by Property Forum | Report

Construction is one of the riskiest industries in terms of payment morale. According to data from Coface, the number of insolvencies in the Czech construction industry is growing, reaching its peak only in the second half of the year 2024.

Construction companies were the most frequently insolvent last year and accounted for almost a fifth of the total number of insolvencies. The number of insolvencies in the construction industry increased by 5% year-on-year last year, and this year, despite a calmer start, the expected year-on-year increase of another 3-5% applies. "It is partly due to the very nature of the construction industry when several companies have to cooperate on projects, and there are often problems with meeting deadlines, organisation or quality of work. The construction industry is thus inherently prone to disputes," explains Martin Procházka, Director of Risk Underwriting for the Czech Republic and Slovakia at Coface. According to him, the second reason is the fact that several entities are operating in this sector that have weaker capital. They don't have a liquidity cushion and are therefore prone to paying their suppliers late in case of a project delay or late payments.

The construction industry and the real estate market worldwide are facing rising interest rates, high prices for building materials and labour, but also labour shortages. This year, the situation is unlikely to improve, not even in the Czech construction industry, where a drop of 2.5% is expected, predicts Coface.

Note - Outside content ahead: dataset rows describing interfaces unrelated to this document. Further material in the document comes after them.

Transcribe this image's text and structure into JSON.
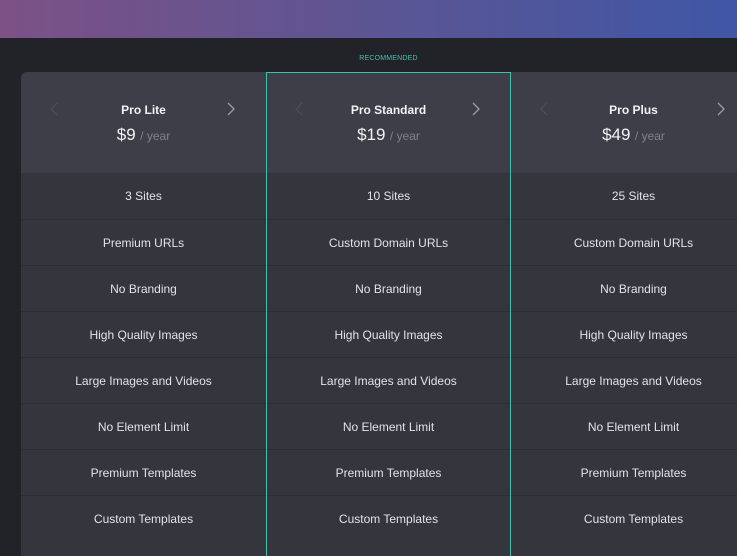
{
  "recommended_label": "RECOMMENDED",
  "colors": {
    "accent": "#3ec2ac",
    "banner_start": "#7c5186",
    "banner_end": "#3f57a6",
    "table_bg": "#34353d",
    "header_bg": "#3d3e47",
    "page_bg": "#222329"
  },
  "plans": [
    {
      "name": "Pro Lite",
      "price": "$9",
      "period": "/ year",
      "recommended": false,
      "features": [
        "3 Sites",
        "Premium URLs",
        "No Branding",
        "High Quality Images",
        "Large Images and Videos",
        "No Element Limit",
        "Premium Templates",
        "Custom Templates"
      ]
    },
    {
      "name": "Pro Standard",
      "price": "$19",
      "period": "/ year",
      "recommended": true,
      "features": [
        "10 Sites",
        "Custom Domain URLs",
        "No Branding",
        "High Quality Images",
        "Large Images and Videos",
        "No Element Limit",
        "Premium Templates",
        "Custom Templates"
      ]
    },
    {
      "name": "Pro Plus",
      "price": "$49",
      "period": "/ year",
      "recommended": false,
      "features": [
        "25 Sites",
        "Custom Domain URLs",
        "No Branding",
        "High Quality Images",
        "Large Images and Videos",
        "No Element Limit",
        "Premium Templates",
        "Custom Templates"
      ]
    }
  ],
  "icons": {
    "prev": "chevron-left-icon",
    "next": "chevron-right-icon"
  }
}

The high prices of building materials and works also have a significant negative effect on the dynamics of construction. According to the Czech Statistical Office (CZSO), the prices of construction works and works increased by 5.9% in 2023, and the price index of material inputs to construction production increased by 3.8%.

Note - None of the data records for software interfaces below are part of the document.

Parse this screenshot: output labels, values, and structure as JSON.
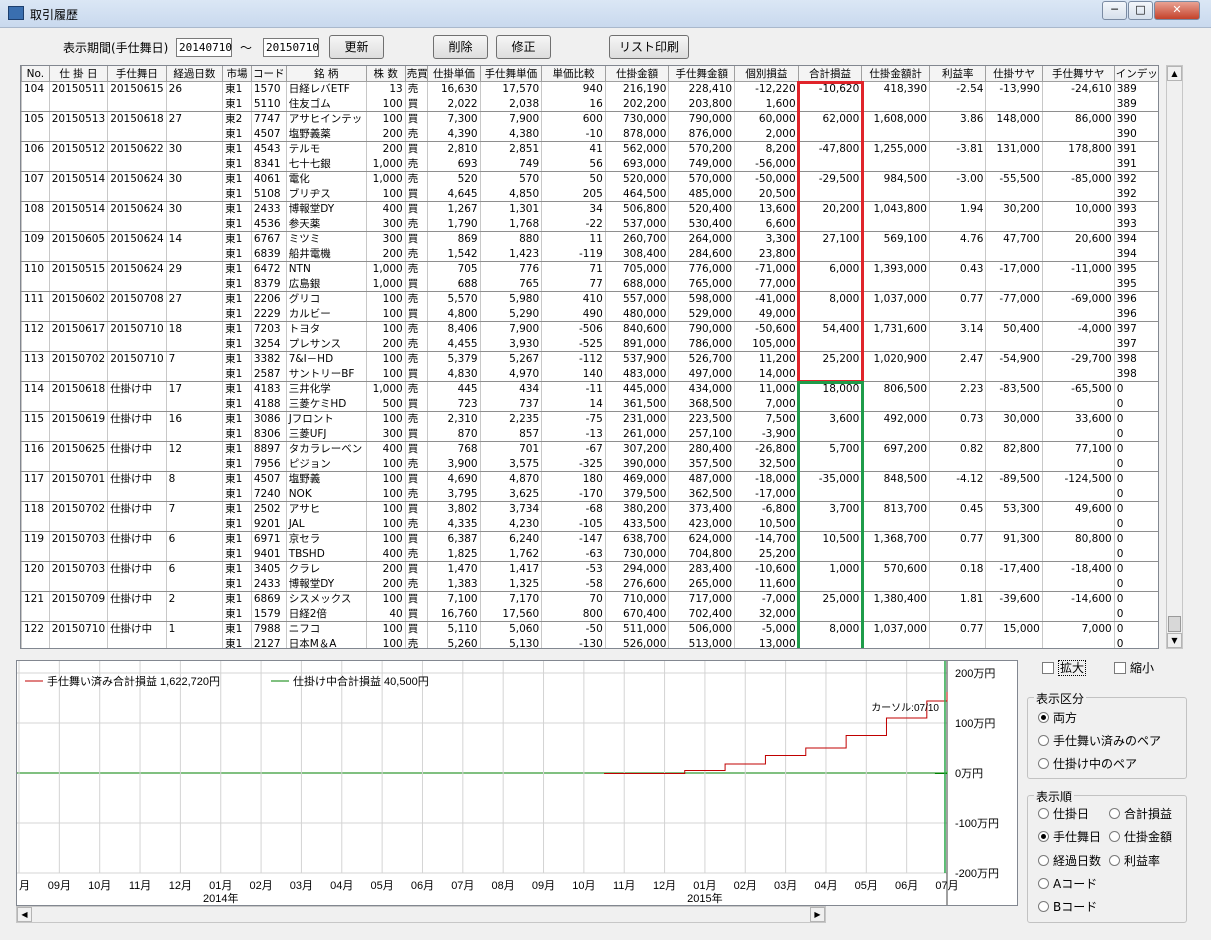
{
  "window": {
    "title": "取引履歴",
    "min": "─",
    "max": "□",
    "close": "✕"
  },
  "toolbar": {
    "period_label": "表示期間(手仕舞日)",
    "date_from": "20140710",
    "tilde": "～",
    "date_to": "20150710",
    "refresh": "更新",
    "delete": "削除",
    "edit": "修正",
    "print": "リスト印刷"
  },
  "table": {
    "columns": [
      "No.",
      "仕 掛 日",
      "手仕舞日",
      "経過日数",
      "市場",
      "コード",
      "銘 柄",
      "株 数",
      "売買",
      "仕掛単価",
      "手仕舞単価",
      "単価比較",
      "仕掛金額",
      "手仕舞金額",
      "個別損益",
      "合計損益",
      "仕掛金額計",
      "利益率",
      "仕掛サヤ",
      "手仕舞サヤ",
      "インデックス"
    ],
    "rows": [
      [
        "104",
        "20150511",
        "20150615",
        "26",
        "東1",
        "1570",
        "日経レバETF",
        "13",
        "売",
        "16,630",
        "17,570",
        "940",
        "216,190",
        "228,410",
        "-12,220",
        "-10,620",
        "418,390",
        "-2.54",
        "-13,990",
        "-24,610",
        "389"
      ],
      [
        "",
        "",
        "",
        "",
        "東1",
        "5110",
        "住友ゴム",
        "100",
        "買",
        "2,022",
        "2,038",
        "16",
        "202,200",
        "203,800",
        "1,600",
        "",
        "",
        "",
        "",
        "",
        "389"
      ],
      [
        "105",
        "20150513",
        "20150618",
        "27",
        "東2",
        "7747",
        "アサヒインテッ",
        "100",
        "買",
        "7,300",
        "7,900",
        "600",
        "730,000",
        "790,000",
        "60,000",
        "62,000",
        "1,608,000",
        "3.86",
        "148,000",
        "86,000",
        "390"
      ],
      [
        "",
        "",
        "",
        "",
        "東1",
        "4507",
        "塩野義薬",
        "200",
        "売",
        "4,390",
        "4,380",
        "-10",
        "878,000",
        "876,000",
        "2,000",
        "",
        "",
        "",
        "",
        "",
        "390"
      ],
      [
        "106",
        "20150512",
        "20150622",
        "30",
        "東1",
        "4543",
        "テルモ",
        "200",
        "買",
        "2,810",
        "2,851",
        "41",
        "562,000",
        "570,200",
        "8,200",
        "-47,800",
        "1,255,000",
        "-3.81",
        "131,000",
        "178,800",
        "391"
      ],
      [
        "",
        "",
        "",
        "",
        "東1",
        "8341",
        "七十七銀",
        "1,000",
        "売",
        "693",
        "749",
        "56",
        "693,000",
        "749,000",
        "-56,000",
        "",
        "",
        "",
        "",
        "",
        "391"
      ],
      [
        "107",
        "20150514",
        "20150624",
        "30",
        "東1",
        "4061",
        "電化",
        "1,000",
        "売",
        "520",
        "570",
        "50",
        "520,000",
        "570,000",
        "-50,000",
        "-29,500",
        "984,500",
        "-3.00",
        "-55,500",
        "-85,000",
        "392"
      ],
      [
        "",
        "",
        "",
        "",
        "東1",
        "5108",
        "ブリヂス",
        "100",
        "買",
        "4,645",
        "4,850",
        "205",
        "464,500",
        "485,000",
        "20,500",
        "",
        "",
        "",
        "",
        "",
        "392"
      ],
      [
        "108",
        "20150514",
        "20150624",
        "30",
        "東1",
        "2433",
        "博報堂DY",
        "400",
        "買",
        "1,267",
        "1,301",
        "34",
        "506,800",
        "520,400",
        "13,600",
        "20,200",
        "1,043,800",
        "1.94",
        "30,200",
        "10,000",
        "393"
      ],
      [
        "",
        "",
        "",
        "",
        "東1",
        "4536",
        "参天薬",
        "300",
        "売",
        "1,790",
        "1,768",
        "-22",
        "537,000",
        "530,400",
        "6,600",
        "",
        "",
        "",
        "",
        "",
        "393"
      ],
      [
        "109",
        "20150605",
        "20150624",
        "14",
        "東1",
        "6767",
        "ミツミ",
        "300",
        "買",
        "869",
        "880",
        "11",
        "260,700",
        "264,000",
        "3,300",
        "27,100",
        "569,100",
        "4.76",
        "47,700",
        "20,600",
        "394"
      ],
      [
        "",
        "",
        "",
        "",
        "東1",
        "6839",
        "船井電機",
        "200",
        "売",
        "1,542",
        "1,423",
        "-119",
        "308,400",
        "284,600",
        "23,800",
        "",
        "",
        "",
        "",
        "",
        "394"
      ],
      [
        "110",
        "20150515",
        "20150624",
        "29",
        "東1",
        "6472",
        "NTN",
        "1,000",
        "売",
        "705",
        "776",
        "71",
        "705,000",
        "776,000",
        "-71,000",
        "6,000",
        "1,393,000",
        "0.43",
        "-17,000",
        "-11,000",
        "395"
      ],
      [
        "",
        "",
        "",
        "",
        "東1",
        "8379",
        "広島銀",
        "1,000",
        "買",
        "688",
        "765",
        "77",
        "688,000",
        "765,000",
        "77,000",
        "",
        "",
        "",
        "",
        "",
        "395"
      ],
      [
        "111",
        "20150602",
        "20150708",
        "27",
        "東1",
        "2206",
        "グリコ",
        "100",
        "売",
        "5,570",
        "5,980",
        "410",
        "557,000",
        "598,000",
        "-41,000",
        "8,000",
        "1,037,000",
        "0.77",
        "-77,000",
        "-69,000",
        "396"
      ],
      [
        "",
        "",
        "",
        "",
        "東1",
        "2229",
        "カルビー",
        "100",
        "買",
        "4,800",
        "5,290",
        "490",
        "480,000",
        "529,000",
        "49,000",
        "",
        "",
        "",
        "",
        "",
        "396"
      ],
      [
        "112",
        "20150617",
        "20150710",
        "18",
        "東1",
        "7203",
        "トヨタ",
        "100",
        "売",
        "8,406",
        "7,900",
        "-506",
        "840,600",
        "790,000",
        "-50,600",
        "54,400",
        "1,731,600",
        "3.14",
        "50,400",
        "-4,000",
        "397"
      ],
      [
        "",
        "",
        "",
        "",
        "東1",
        "3254",
        "プレサンス",
        "200",
        "売",
        "4,455",
        "3,930",
        "-525",
        "891,000",
        "786,000",
        "105,000",
        "",
        "",
        "",
        "",
        "",
        "397"
      ],
      [
        "113",
        "20150702",
        "20150710",
        "7",
        "東1",
        "3382",
        "7&I－HD",
        "100",
        "売",
        "5,379",
        "5,267",
        "-112",
        "537,900",
        "526,700",
        "11,200",
        "25,200",
        "1,020,900",
        "2.47",
        "-54,900",
        "-29,700",
        "398"
      ],
      [
        "",
        "",
        "",
        "",
        "東1",
        "2587",
        "サントリーBF",
        "100",
        "買",
        "4,830",
        "4,970",
        "140",
        "483,000",
        "497,000",
        "14,000",
        "",
        "",
        "",
        "",
        "",
        "398"
      ],
      [
        "114",
        "20150618",
        "仕掛け中",
        "17",
        "東1",
        "4183",
        "三井化学",
        "1,000",
        "売",
        "445",
        "434",
        "-11",
        "445,000",
        "434,000",
        "11,000",
        "18,000",
        "806,500",
        "2.23",
        "-83,500",
        "-65,500",
        "0"
      ],
      [
        "",
        "",
        "",
        "",
        "東1",
        "4188",
        "三菱ケミHD",
        "500",
        "買",
        "723",
        "737",
        "14",
        "361,500",
        "368,500",
        "7,000",
        "",
        "",
        "",
        "",
        "",
        "0"
      ],
      [
        "115",
        "20150619",
        "仕掛け中",
        "16",
        "東1",
        "3086",
        "Jフロント",
        "100",
        "売",
        "2,310",
        "2,235",
        "-75",
        "231,000",
        "223,500",
        "7,500",
        "3,600",
        "492,000",
        "0.73",
        "30,000",
        "33,600",
        "0"
      ],
      [
        "",
        "",
        "",
        "",
        "東1",
        "8306",
        "三菱UFJ",
        "300",
        "買",
        "870",
        "857",
        "-13",
        "261,000",
        "257,100",
        "-3,900",
        "",
        "",
        "",
        "",
        "",
        "0"
      ],
      [
        "116",
        "20150625",
        "仕掛け中",
        "12",
        "東1",
        "8897",
        "タカラレーベン",
        "400",
        "買",
        "768",
        "701",
        "-67",
        "307,200",
        "280,400",
        "-26,800",
        "5,700",
        "697,200",
        "0.82",
        "82,800",
        "77,100",
        "0"
      ],
      [
        "",
        "",
        "",
        "",
        "東1",
        "7956",
        "ピジョン",
        "100",
        "売",
        "3,900",
        "3,575",
        "-325",
        "390,000",
        "357,500",
        "32,500",
        "",
        "",
        "",
        "",
        "",
        "0"
      ],
      [
        "117",
        "20150701",
        "仕掛け中",
        "8",
        "東1",
        "4507",
        "塩野義",
        "100",
        "買",
        "4,690",
        "4,870",
        "180",
        "469,000",
        "487,000",
        "-18,000",
        "-35,000",
        "848,500",
        "-4.12",
        "-89,500",
        "-124,500",
        "0"
      ],
      [
        "",
        "",
        "",
        "",
        "東1",
        "7240",
        "NOK",
        "100",
        "売",
        "3,795",
        "3,625",
        "-170",
        "379,500",
        "362,500",
        "-17,000",
        "",
        "",
        "",
        "",
        "",
        "0"
      ],
      [
        "118",
        "20150702",
        "仕掛け中",
        "7",
        "東1",
        "2502",
        "アサヒ",
        "100",
        "買",
        "3,802",
        "3,734",
        "-68",
        "380,200",
        "373,400",
        "-6,800",
        "3,700",
        "813,700",
        "0.45",
        "53,300",
        "49,600",
        "0"
      ],
      [
        "",
        "",
        "",
        "",
        "東1",
        "9201",
        "JAL",
        "100",
        "売",
        "4,335",
        "4,230",
        "-105",
        "433,500",
        "423,000",
        "10,500",
        "",
        "",
        "",
        "",
        "",
        "0"
      ],
      [
        "119",
        "20150703",
        "仕掛け中",
        "6",
        "東1",
        "6971",
        "京セラ",
        "100",
        "買",
        "6,387",
        "6,240",
        "-147",
        "638,700",
        "624,000",
        "-14,700",
        "10,500",
        "1,368,700",
        "0.77",
        "91,300",
        "80,800",
        "0"
      ],
      [
        "",
        "",
        "",
        "",
        "東1",
        "9401",
        "TBSHD",
        "400",
        "売",
        "1,825",
        "1,762",
        "-63",
        "730,000",
        "704,800",
        "25,200",
        "",
        "",
        "",
        "",
        "",
        "0"
      ],
      [
        "120",
        "20150703",
        "仕掛け中",
        "6",
        "東1",
        "3405",
        "クラレ",
        "200",
        "買",
        "1,470",
        "1,417",
        "-53",
        "294,000",
        "283,400",
        "-10,600",
        "1,000",
        "570,600",
        "0.18",
        "-17,400",
        "-18,400",
        "0"
      ],
      [
        "",
        "",
        "",
        "",
        "東1",
        "2433",
        "博報堂DY",
        "200",
        "売",
        "1,383",
        "1,325",
        "-58",
        "276,600",
        "265,000",
        "11,600",
        "",
        "",
        "",
        "",
        "",
        "0"
      ],
      [
        "121",
        "20150709",
        "仕掛け中",
        "2",
        "東1",
        "6869",
        "シスメックス",
        "100",
        "買",
        "7,100",
        "7,170",
        "70",
        "710,000",
        "717,000",
        "-7,000",
        "25,000",
        "1,380,400",
        "1.81",
        "-39,600",
        "-14,600",
        "0"
      ],
      [
        "",
        "",
        "",
        "",
        "東1",
        "1579",
        "日経2倍",
        "40",
        "買",
        "16,760",
        "17,560",
        "800",
        "670,400",
        "702,400",
        "32,000",
        "",
        "",
        "",
        "",
        "",
        "0"
      ],
      [
        "122",
        "20150710",
        "仕掛け中",
        "1",
        "東1",
        "7988",
        "ニフコ",
        "100",
        "買",
        "5,110",
        "5,060",
        "-50",
        "511,000",
        "506,000",
        "-5,000",
        "8,000",
        "1,037,000",
        "0.77",
        "15,000",
        "7,000",
        "0"
      ],
      [
        "",
        "",
        "",
        "",
        "東1",
        "2127",
        "日本M＆A",
        "100",
        "売",
        "5,260",
        "5,130",
        "-130",
        "526,000",
        "513,000",
        "13,000",
        "",
        "",
        "",
        "",
        "",
        "0"
      ]
    ]
  },
  "highlight": {
    "closed_color": "#e0242a",
    "open_color": "#1f9c4a"
  },
  "chart_data": {
    "type": "line",
    "legend_closed": "手仕舞い済み合計損益",
    "legend_closed_value": "1,622,720円",
    "legend_open": "仕掛け中合計損益",
    "legend_open_value": "40,500円",
    "cursor_label": "カーソル:07/10",
    "ylim": [
      -200,
      200
    ],
    "y_ticks": [
      "200万円",
      "100万円",
      "0万円",
      "-100万円",
      "-200万円"
    ],
    "x_ticks": [
      "月",
      "09月",
      "10月",
      "11月",
      "12月",
      "01月",
      "02月",
      "03月",
      "04月",
      "05月",
      "06月",
      "07月",
      "08月",
      "09月",
      "10月",
      "11月",
      "12月",
      "01月",
      "02月",
      "03月",
      "04月",
      "05月",
      "06月",
      "07月"
    ],
    "year_labels": [
      "2014年",
      "2015年"
    ],
    "series": [
      {
        "name": "手仕舞い済み合計損益",
        "color": "#c00000",
        "x": [
          14.5,
          15.5,
          16.5,
          17.5,
          18.5,
          19.5,
          20.5,
          21.5,
          22.5,
          23
        ],
        "y": [
          -1,
          -1,
          5,
          18,
          35,
          50,
          75,
          110,
          144,
          162
        ]
      },
      {
        "name": "仕掛け中合計損益",
        "color": "#008000",
        "x": [
          22.7,
          23
        ],
        "y": [
          -1,
          4
        ]
      }
    ],
    "closed_color": "#c00000",
    "open_color": "#008000"
  },
  "controls": {
    "zoom_in": "拡大",
    "zoom_out": "縮小",
    "display_group": "表示区分",
    "display_options": [
      "両方",
      "手仕舞い済みのペア",
      "仕掛け中のペア"
    ],
    "display_selected": 0,
    "order_group": "表示順",
    "order_options": [
      "仕掛日",
      "合計損益",
      "手仕舞日",
      "仕掛金額",
      "経過日数",
      "利益率",
      "Aコード",
      "Bコード"
    ],
    "order_selected": 2
  }
}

According to data from the CZSO, the domestic construction industry saw a year-on-year drop in production of 2.6% last year. This is mainly due to a sharper decline in the engineering construction segment (4.7%), while in building construction production fell by 1.8%. Construction companies with 50 or more employees in the Czech Republic concluded 75,986 construction contracts in 2023, 3.7% less year-on-year. Building authorities issued 77,399 building permits in 2023, which represented a year-on-year decrease of 10.1% and the lowest figure since 2015.

Coface predicts that this year will not be positive for the construction industry in the region either. "We expect a positive impact in the sector and its revival next year at the earliest. And that's only on the condition that there are no further conflicts. For example, the situation in the Red Sea region poses a significant threat to trade flows, the escalation of the conflict there could cause commodity prices to rise," explains Martin Procházka. The same is true in the event of another unexpected attack on European energy infrastructure, which could destabilise energy prices, increase inflation again, and thus slow down the expected reduction in interest rates. "Government measures could include increasing investment activity in transport infrastructure, renovating buildings in public ownership and stimulating housing construction or renovation, but even if the government decides on such measures, it will probably not be reflected in construction production until 2025," adds Procházka.